## GIVEN INFORMATION
--- START ---

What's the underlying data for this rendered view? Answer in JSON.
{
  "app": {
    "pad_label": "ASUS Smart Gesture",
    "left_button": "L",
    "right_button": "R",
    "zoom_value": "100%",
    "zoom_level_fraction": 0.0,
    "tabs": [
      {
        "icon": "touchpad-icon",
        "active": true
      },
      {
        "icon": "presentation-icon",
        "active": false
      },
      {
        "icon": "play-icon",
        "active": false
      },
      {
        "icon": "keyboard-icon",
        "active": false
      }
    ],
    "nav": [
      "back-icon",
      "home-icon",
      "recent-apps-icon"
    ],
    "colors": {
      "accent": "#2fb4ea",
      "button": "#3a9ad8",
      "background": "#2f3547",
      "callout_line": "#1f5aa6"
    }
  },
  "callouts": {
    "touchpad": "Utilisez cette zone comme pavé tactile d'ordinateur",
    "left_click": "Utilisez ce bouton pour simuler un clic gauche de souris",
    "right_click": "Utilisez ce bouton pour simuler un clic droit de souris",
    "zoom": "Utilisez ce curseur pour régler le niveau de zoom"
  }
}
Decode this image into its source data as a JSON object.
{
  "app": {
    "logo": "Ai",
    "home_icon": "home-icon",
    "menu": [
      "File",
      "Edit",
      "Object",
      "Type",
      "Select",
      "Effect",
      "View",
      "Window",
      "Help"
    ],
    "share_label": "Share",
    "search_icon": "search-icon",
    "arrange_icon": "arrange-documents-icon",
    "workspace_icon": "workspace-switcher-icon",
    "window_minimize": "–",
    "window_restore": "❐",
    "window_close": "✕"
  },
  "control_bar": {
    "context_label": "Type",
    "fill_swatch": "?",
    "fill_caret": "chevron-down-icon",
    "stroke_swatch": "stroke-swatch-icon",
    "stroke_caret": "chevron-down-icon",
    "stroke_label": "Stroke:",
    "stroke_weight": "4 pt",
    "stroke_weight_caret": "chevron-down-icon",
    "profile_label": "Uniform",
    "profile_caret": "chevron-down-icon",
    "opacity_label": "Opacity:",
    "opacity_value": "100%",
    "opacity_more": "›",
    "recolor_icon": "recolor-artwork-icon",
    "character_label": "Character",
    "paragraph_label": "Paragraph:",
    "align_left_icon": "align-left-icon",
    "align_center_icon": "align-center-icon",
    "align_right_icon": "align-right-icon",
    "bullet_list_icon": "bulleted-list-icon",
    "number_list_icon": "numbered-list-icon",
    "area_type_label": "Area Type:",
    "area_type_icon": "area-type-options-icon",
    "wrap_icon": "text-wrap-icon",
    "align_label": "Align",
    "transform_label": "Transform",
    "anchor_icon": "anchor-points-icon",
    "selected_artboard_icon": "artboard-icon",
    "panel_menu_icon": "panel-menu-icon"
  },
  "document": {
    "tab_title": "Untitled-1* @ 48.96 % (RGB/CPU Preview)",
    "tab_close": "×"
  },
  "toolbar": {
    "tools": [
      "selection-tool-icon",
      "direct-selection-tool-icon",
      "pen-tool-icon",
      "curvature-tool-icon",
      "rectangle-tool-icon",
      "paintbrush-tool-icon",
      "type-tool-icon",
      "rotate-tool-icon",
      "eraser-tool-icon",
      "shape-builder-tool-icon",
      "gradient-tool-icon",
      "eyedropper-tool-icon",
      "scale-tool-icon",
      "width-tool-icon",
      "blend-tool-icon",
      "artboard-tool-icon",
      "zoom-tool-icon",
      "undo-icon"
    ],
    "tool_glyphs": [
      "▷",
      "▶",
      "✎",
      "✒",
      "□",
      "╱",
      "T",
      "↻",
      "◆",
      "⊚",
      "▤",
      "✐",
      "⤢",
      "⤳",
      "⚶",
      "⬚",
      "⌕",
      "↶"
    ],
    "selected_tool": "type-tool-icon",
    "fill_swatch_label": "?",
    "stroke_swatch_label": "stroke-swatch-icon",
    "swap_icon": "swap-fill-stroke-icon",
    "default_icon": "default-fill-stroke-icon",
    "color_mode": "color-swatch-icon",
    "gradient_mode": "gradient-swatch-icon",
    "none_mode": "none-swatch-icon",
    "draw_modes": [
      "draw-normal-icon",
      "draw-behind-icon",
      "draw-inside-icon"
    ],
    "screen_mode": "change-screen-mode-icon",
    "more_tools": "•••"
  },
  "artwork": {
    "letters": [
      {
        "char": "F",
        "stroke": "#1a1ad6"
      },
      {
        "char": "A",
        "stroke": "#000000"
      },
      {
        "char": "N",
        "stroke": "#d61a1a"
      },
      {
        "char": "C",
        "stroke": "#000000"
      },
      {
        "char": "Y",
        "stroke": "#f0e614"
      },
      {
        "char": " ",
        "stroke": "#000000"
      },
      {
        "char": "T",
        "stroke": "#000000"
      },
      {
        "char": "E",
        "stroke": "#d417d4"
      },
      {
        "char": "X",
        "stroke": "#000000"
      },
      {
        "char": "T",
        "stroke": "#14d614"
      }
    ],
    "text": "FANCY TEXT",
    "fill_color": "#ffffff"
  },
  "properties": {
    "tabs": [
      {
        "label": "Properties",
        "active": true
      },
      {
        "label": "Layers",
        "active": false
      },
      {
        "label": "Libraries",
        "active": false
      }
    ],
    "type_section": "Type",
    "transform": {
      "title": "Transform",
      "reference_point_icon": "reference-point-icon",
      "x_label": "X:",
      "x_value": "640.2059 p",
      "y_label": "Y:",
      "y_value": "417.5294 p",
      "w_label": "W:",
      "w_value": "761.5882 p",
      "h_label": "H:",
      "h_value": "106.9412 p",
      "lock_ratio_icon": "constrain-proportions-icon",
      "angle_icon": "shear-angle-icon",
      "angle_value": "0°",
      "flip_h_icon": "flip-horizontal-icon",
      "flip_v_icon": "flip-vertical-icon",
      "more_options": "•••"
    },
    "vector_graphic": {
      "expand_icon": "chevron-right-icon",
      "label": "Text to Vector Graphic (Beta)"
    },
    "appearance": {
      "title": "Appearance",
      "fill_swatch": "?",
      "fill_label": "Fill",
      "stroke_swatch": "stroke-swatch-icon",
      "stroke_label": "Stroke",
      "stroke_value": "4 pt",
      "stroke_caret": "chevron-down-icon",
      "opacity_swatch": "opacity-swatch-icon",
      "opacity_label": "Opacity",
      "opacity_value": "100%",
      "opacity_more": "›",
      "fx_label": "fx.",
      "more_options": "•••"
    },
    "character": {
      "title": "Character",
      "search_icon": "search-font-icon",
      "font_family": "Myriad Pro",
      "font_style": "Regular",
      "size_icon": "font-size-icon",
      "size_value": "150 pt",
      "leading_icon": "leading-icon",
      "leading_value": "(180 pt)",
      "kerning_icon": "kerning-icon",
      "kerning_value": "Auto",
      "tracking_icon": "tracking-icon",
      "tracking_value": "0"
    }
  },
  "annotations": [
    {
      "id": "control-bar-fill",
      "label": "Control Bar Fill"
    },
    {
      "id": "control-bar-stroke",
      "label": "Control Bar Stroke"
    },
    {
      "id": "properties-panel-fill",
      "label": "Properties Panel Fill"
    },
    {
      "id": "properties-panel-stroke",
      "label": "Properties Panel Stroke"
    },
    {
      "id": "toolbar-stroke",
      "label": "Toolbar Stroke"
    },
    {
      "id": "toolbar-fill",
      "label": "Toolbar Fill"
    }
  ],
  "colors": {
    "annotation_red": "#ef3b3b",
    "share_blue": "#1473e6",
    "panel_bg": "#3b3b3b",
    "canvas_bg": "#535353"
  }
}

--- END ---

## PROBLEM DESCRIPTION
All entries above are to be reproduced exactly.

## TASK RESPONSE
What's the underlying data for this rendered view? Answer in JSON.
{
  "app": {
    "pad_label": "ASUS Smart Gesture",
    "left_button": "L",
    "right_button": "R",
    "zoom_value": "100%",
    "zoom_level_fraction": 0.0,
    "tabs": [
      {
        "icon": "touchpad-icon",
        "active": true
      },
      {
        "icon": "presentation-icon",
        "active": false
      },
      {
        "icon": "play-icon",
        "active": false
      },
      {
        "icon": "keyboard-icon",
        "active": false
      }
    ],
    "nav": [
      "back-icon",
      "home-icon",
      "recent-apps-icon"
    ],
    "colors": {
      "accent": "#2fb4ea",
      "button": "#3a9ad8",
      "background": "#2f3547",
      "callout_line": "#1f5aa6"
    }
  },
  "callouts": {
    "touchpad": "Utilisez cette zone comme pavé tactile d'ordinateur",
    "left_click": "Utilisez ce bouton pour simuler un clic gauche de souris",
    "right_click": "Utilisez ce bouton pour simuler un clic droit de souris",
    "zoom": "Utilisez ce curseur pour régler le niveau de zoom"
  }
}
Decode this image into its source data as a JSON object.
{
  "app": {
    "logo": "Ai",
    "home_icon": "home-icon",
    "menu": [
      "File",
      "Edit",
      "Object",
      "Type",
      "Select",
      "Effect",
      "View",
      "Window",
      "Help"
    ],
    "share_label": "Share",
    "search_icon": "search-icon",
    "arrange_icon": "arrange-documents-icon",
    "workspace_icon": "workspace-switcher-icon",
    "window_minimize": "–",
    "window_restore": "❐",
    "window_close": "✕"
  },
  "control_bar": {
    "context_label": "Type",
    "fill_swatch": "?",
    "fill_caret": "chevron-down-icon",
    "stroke_swatch": "stroke-swatch-icon",
    "stroke_caret": "chevron-down-icon",
    "stroke_label": "Stroke:",
    "stroke_weight": "4 pt",
    "stroke_weight_caret": "chevron-down-icon",
    "profile_label": "Uniform",
    "profile_caret": "chevron-down-icon",
    "opacity_label": "Opacity:",
    "opacity_value": "100%",
    "opacity_more": "›",
    "recolor_icon": "recolor-artwork-icon",
    "character_label": "Character",
    "paragraph_label": "Paragraph:",
    "align_left_icon": "align-left-icon",
    "align_center_icon": "align-center-icon",
    "align_right_icon": "align-right-icon",
    "bullet_list_icon": "bulleted-list-icon",
    "number_list_icon": "numbered-list-icon",
    "area_type_label": "Area Type:",
    "area_type_icon": "area-type-options-icon",
    "wrap_icon": "text-wrap-icon",
    "align_label": "Align",
    "transform_label": "Transform",
    "anchor_icon": "anchor-points-icon",
    "selected_artboard_icon": "artboard-icon",
    "panel_menu_icon": "panel-menu-icon"
  },
  "document": {
    "tab_title": "Untitled-1* @ 48.96 % (RGB/CPU Preview)",
    "tab_close": "×"
  },
  "toolbar": {
    "tools": [
      "selection-tool-icon",
      "direct-selection-tool-icon",
      "pen-tool-icon",
      "curvature-tool-icon",
      "rectangle-tool-icon",
      "paintbrush-tool-icon",
      "type-tool-icon",
      "rotate-tool-icon",
      "eraser-tool-icon",
      "shape-builder-tool-icon",
      "gradient-tool-icon",
      "eyedropper-tool-icon",
      "scale-tool-icon",
      "width-tool-icon",
      "blend-tool-icon",
      "artboard-tool-icon",
      "zoom-tool-icon",
      "undo-icon"
    ],
    "tool_glyphs": [
      "▷",
      "▶",
      "✎",
      "✒",
      "□",
      "╱",
      "T",
      "↻",
      "◆",
      "⊚",
      "▤",
      "✐",
      "⤢",
      "⤳",
      "⚶",
      "⬚",
      "⌕",
      "↶"
    ],
    "selected_tool": "type-tool-icon",
    "fill_swatch_label": "?",
    "stroke_swatch_label": "stroke-swatch-icon",
    "swap_icon": "swap-fill-stroke-icon",
    "default_icon": "default-fill-stroke-icon",
    "color_mode": "color-swatch-icon",
    "gradient_mode": "gradient-swatch-icon",
    "none_mode": "none-swatch-icon",
    "draw_modes": [
      "draw-normal-icon",
      "draw-behind-icon",
      "draw-inside-icon"
    ],
    "screen_mode": "change-screen-mode-icon",
    "more_tools": "•••"
  },
  "artwork": {
    "letters": [
      {
        "char": "F",
        "stroke": "#1a1ad6"
      },
      {
        "char": "A",
        "stroke": "#000000"
      },
      {
        "char": "N",
        "stroke": "#d61a1a"
      },
      {
        "char": "C",
        "stroke": "#000000"
      },
      {
        "char": "Y",
        "stroke": "#f0e614"
      },
      {
        "char": " ",
        "stroke": "#000000"
      },
      {
        "char": "T",
        "stroke": "#000000"
      },
      {
        "char": "E",
        "stroke": "#d417d4"
      },
      {
        "char": "X",
        "stroke": "#000000"
      },
      {
        "char": "T",
        "stroke": "#14d614"
      }
    ],
    "text": "FANCY TEXT",
    "fill_color": "#ffffff"
  },
  "properties": {
    "tabs": [
      {
        "label": "Properties",
        "active": true
      },
      {
        "label": "Layers",
        "active": false
      },
      {
        "label": "Libraries",
        "active": false
      }
    ],
    "type_section": "Type",
    "transform": {
      "title": "Transform",
      "reference_point_icon": "reference-point-icon",
      "x_label": "X:",
      "x_value": "640.2059 p",
      "y_label": "Y:",
      "y_value": "417.5294 p",
      "w_label": "W:",
      "w_value": "761.5882 p",
      "h_label": "H:",
      "h_value": "106.9412 p",
      "lock_ratio_icon": "constrain-proportions-icon",
      "angle_icon": "shear-angle-icon",
      "angle_value": "0°",
      "flip_h_icon": "flip-horizontal-icon",
      "flip_v_icon": "flip-vertical-icon",
      "more_options": "•••"
    },
    "vector_graphic": {
      "expand_icon": "chevron-right-icon",
      "label": "Text to Vector Graphic (Beta)"
    },
    "appearance": {
      "title": "Appearance",
      "fill_swatch": "?",
      "fill_label": "Fill",
      "stroke_swatch": "stroke-swatch-icon",
      "stroke_label": "Stroke",
      "stroke_value": "4 pt",
      "stroke_caret": "chevron-down-icon",
      "opacity_swatch": "opacity-swatch-icon",
      "opacity_label": "Opacity",
      "opacity_value": "100%",
      "opacity_more": "›",
      "fx_label": "fx.",
      "more_options": "•••"
    },
    "character": {
      "title": "Character",
      "search_icon": "search-font-icon",
      "font_family": "Myriad Pro",
      "font_style": "Regular",
      "size_icon": "font-size-icon",
      "size_value": "150 pt",
      "leading_icon": "leading-icon",
      "leading_value": "(180 pt)",
      "kerning_icon": "kerning-icon",
      "kerning_value": "Auto",
      "tracking_icon": "tracking-icon",
      "tracking_value": "0"
    }
  },
  "annotations": [
    {
      "id": "control-bar-fill",
      "label": "Control Bar Fill"
    },
    {
      "id": "control-bar-stroke",
      "label": "Control Bar Stroke"
    },
    {
      "id": "properties-panel-fill",
      "label": "Properties Panel Fill"
    },
    {
      "id": "properties-panel-stroke",
      "label": "Properties Panel Stroke"
    },
    {
      "id": "toolbar-stroke",
      "label": "Toolbar Stroke"
    },
    {
      "id": "toolbar-fill",
      "label": "Toolbar Fill"
    }
  ],
  "colors": {
    "annotation_red": "#ef3b3b",
    "share_blue": "#1473e6",
    "panel_bg": "#3b3b3b",
    "canvas_bg": "#535353"
  }
}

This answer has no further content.